**What you need to do**.
Count, in the data that follows, every line with the string "favorites", and give that count as the whole reply.

**Dataset extract**.
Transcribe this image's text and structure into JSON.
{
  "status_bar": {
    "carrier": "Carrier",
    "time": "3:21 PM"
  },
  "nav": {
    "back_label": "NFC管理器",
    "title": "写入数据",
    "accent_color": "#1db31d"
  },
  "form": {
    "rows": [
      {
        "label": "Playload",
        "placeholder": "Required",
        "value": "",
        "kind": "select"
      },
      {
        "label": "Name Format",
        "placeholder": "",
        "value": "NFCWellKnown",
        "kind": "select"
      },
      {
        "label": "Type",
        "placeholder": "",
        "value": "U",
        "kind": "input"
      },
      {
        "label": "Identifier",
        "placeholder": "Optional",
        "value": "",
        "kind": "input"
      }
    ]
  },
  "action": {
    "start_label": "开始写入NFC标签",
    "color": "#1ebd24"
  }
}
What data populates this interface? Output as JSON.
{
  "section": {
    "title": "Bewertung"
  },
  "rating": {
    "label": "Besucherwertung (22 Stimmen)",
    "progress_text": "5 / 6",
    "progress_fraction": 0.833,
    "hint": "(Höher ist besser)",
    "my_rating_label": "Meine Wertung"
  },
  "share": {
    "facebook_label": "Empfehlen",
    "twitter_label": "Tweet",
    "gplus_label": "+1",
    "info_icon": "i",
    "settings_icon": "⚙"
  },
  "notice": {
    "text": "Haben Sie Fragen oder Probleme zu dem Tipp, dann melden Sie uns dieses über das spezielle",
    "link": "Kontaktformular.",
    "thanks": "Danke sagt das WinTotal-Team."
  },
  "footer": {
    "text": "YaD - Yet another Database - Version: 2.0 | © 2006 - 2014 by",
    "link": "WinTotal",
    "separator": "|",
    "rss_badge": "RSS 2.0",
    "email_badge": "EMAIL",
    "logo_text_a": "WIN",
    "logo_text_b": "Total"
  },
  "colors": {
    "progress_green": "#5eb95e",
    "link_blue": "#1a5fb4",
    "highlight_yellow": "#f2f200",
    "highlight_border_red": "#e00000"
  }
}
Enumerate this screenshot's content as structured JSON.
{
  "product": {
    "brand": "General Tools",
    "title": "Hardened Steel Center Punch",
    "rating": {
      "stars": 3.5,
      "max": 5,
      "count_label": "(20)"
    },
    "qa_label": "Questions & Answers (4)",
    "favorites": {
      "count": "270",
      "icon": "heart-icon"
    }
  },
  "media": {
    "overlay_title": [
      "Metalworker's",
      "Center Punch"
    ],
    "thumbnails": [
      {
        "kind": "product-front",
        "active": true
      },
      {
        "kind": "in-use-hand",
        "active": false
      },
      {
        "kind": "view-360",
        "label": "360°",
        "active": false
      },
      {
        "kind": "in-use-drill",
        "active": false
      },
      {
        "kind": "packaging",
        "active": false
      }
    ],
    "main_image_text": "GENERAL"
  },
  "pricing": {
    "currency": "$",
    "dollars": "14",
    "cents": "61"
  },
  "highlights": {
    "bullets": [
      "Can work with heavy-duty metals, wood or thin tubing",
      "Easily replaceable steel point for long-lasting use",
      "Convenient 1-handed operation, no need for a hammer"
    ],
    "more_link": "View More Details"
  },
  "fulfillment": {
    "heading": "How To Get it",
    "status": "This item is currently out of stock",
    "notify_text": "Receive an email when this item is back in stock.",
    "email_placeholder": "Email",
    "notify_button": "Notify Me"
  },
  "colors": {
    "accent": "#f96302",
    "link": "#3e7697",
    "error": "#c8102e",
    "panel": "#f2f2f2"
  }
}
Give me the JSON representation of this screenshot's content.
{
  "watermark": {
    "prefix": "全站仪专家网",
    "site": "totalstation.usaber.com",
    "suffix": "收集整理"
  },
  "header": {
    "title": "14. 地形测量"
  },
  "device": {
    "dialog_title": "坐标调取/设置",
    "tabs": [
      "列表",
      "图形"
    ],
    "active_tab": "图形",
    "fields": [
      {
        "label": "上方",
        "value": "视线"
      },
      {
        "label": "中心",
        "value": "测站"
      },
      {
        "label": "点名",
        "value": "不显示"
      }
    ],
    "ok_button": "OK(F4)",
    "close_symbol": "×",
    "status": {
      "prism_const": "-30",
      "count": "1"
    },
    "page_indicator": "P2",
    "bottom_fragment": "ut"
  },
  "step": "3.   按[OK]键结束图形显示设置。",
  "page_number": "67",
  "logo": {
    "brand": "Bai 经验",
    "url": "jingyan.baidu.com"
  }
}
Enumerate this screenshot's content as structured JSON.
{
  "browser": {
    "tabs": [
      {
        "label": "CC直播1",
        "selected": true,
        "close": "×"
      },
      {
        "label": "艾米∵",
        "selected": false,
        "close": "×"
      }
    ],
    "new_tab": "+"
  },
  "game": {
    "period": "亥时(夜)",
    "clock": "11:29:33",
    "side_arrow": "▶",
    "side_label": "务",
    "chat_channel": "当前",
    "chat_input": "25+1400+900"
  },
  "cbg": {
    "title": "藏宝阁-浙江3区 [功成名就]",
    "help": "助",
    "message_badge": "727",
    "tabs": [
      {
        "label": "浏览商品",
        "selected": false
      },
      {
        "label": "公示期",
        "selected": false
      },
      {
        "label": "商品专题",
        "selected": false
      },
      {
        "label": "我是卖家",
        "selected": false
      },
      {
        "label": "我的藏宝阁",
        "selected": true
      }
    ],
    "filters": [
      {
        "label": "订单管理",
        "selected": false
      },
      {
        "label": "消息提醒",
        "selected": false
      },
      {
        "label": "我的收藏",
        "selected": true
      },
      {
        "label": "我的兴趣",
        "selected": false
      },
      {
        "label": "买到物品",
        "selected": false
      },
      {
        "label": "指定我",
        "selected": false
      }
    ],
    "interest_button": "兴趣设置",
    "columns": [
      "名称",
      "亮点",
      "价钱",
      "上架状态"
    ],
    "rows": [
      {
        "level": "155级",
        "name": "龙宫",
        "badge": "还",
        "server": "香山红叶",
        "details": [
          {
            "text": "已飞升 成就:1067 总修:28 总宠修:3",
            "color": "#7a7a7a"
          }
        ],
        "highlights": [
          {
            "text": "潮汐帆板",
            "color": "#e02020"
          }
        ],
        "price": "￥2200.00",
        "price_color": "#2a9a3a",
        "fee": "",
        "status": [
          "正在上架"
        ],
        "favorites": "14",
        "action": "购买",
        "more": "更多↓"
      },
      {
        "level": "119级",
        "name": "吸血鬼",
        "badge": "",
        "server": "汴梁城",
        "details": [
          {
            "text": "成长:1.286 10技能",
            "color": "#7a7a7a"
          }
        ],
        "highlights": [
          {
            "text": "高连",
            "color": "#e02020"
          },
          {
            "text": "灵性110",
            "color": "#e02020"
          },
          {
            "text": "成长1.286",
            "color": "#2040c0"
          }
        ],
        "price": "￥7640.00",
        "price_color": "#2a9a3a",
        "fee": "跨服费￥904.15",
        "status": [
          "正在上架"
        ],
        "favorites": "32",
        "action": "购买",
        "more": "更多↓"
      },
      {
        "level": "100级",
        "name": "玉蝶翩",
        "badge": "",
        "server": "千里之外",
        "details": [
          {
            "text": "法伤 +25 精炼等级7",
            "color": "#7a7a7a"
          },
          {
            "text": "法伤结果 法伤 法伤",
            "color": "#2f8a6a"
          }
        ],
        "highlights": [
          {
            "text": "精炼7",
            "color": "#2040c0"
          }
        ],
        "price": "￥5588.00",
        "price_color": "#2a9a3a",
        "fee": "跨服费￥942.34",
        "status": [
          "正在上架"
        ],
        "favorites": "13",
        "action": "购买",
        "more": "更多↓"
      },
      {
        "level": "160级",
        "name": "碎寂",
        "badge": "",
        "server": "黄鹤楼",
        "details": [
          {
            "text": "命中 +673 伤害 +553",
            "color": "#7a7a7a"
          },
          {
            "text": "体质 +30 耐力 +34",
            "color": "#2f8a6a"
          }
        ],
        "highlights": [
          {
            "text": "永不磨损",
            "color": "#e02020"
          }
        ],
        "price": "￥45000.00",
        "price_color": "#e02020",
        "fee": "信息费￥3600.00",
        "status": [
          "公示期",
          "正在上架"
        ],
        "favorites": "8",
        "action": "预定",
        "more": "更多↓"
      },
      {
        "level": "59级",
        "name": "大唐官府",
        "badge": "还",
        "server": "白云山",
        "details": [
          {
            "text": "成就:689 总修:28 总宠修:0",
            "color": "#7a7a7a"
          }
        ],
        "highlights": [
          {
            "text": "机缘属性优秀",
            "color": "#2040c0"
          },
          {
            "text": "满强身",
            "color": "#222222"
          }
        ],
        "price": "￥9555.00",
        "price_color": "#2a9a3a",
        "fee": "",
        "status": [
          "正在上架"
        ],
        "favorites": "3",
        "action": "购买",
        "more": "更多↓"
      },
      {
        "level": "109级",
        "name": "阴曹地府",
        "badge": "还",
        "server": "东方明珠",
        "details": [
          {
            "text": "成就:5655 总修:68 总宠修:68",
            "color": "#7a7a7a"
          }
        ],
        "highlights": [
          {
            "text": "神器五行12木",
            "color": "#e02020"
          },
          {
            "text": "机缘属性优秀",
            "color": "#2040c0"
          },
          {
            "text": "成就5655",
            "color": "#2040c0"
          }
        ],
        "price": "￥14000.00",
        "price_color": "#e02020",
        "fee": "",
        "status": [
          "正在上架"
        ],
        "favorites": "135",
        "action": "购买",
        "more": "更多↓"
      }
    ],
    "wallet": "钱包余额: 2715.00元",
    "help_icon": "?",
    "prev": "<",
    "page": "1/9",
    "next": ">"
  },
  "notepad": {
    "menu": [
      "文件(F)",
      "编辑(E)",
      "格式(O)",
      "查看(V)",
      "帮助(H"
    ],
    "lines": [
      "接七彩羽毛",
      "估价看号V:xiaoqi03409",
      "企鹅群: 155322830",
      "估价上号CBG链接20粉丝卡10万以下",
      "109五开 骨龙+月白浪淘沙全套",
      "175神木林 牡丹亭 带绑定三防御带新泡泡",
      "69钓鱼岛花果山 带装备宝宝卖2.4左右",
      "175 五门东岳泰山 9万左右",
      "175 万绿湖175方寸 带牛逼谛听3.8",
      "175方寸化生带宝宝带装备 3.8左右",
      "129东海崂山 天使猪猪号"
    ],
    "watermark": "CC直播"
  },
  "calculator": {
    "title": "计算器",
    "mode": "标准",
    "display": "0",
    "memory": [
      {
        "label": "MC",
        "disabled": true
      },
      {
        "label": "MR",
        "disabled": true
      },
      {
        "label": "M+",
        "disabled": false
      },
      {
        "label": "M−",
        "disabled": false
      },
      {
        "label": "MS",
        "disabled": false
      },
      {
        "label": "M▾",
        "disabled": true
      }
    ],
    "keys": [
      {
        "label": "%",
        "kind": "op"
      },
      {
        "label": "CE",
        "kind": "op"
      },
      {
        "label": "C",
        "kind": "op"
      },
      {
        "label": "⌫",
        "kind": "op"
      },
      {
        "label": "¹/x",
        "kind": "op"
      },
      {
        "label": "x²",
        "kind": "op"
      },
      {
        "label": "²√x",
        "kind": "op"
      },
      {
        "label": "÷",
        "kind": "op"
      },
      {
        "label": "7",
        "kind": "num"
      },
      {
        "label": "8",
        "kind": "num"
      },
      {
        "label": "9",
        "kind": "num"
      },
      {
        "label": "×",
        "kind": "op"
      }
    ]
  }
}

**Task solution**.
7